START Provided data

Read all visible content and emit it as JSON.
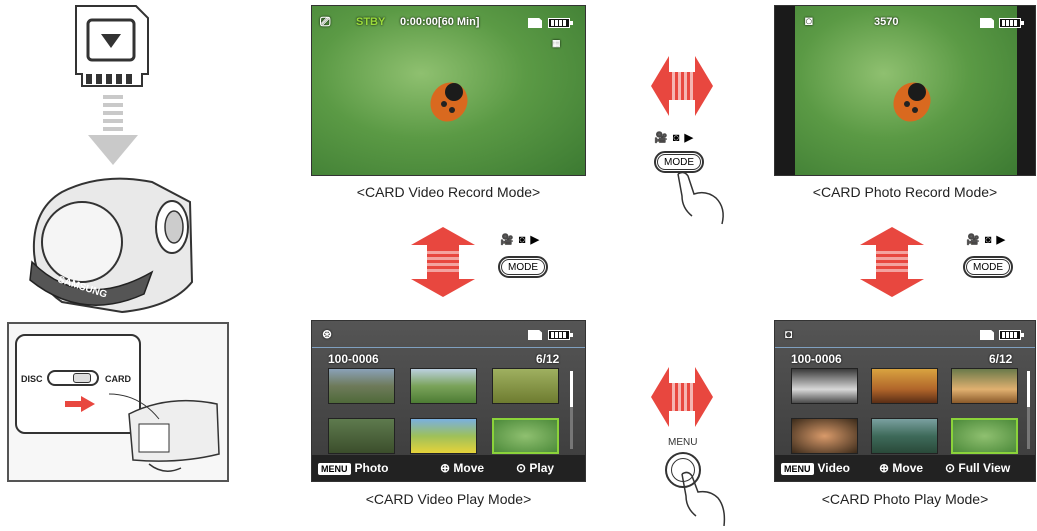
{
  "device": {
    "disc_label": "DISC",
    "card_label": "CARD",
    "brand": "SAMSUNG"
  },
  "video_record": {
    "stby": "STBY",
    "time": "0:00:00[60 Min]",
    "caption": "<CARD Video Record Mode>"
  },
  "photo_record": {
    "count": "3570",
    "caption": "<CARD Photo Record Mode>"
  },
  "video_play": {
    "file": "100-0006",
    "page": "6/12",
    "menu_tag": "MENU",
    "menu_item": "Photo",
    "move": "Move",
    "action": "Play",
    "caption": "<CARD Video Play Mode>"
  },
  "photo_play": {
    "file": "100-0006",
    "page": "6/12",
    "menu_tag": "MENU",
    "menu_item": "Video",
    "move": "Move",
    "action": "Full View",
    "caption": "<CARD Photo Play Mode>"
  },
  "buttons": {
    "mode": "MODE",
    "menu": "MENU"
  },
  "colors": {
    "arrow": "#e8473f",
    "highlight": "#8bd33a"
  }
}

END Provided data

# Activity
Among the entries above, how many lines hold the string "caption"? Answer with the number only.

# Reply to the task
4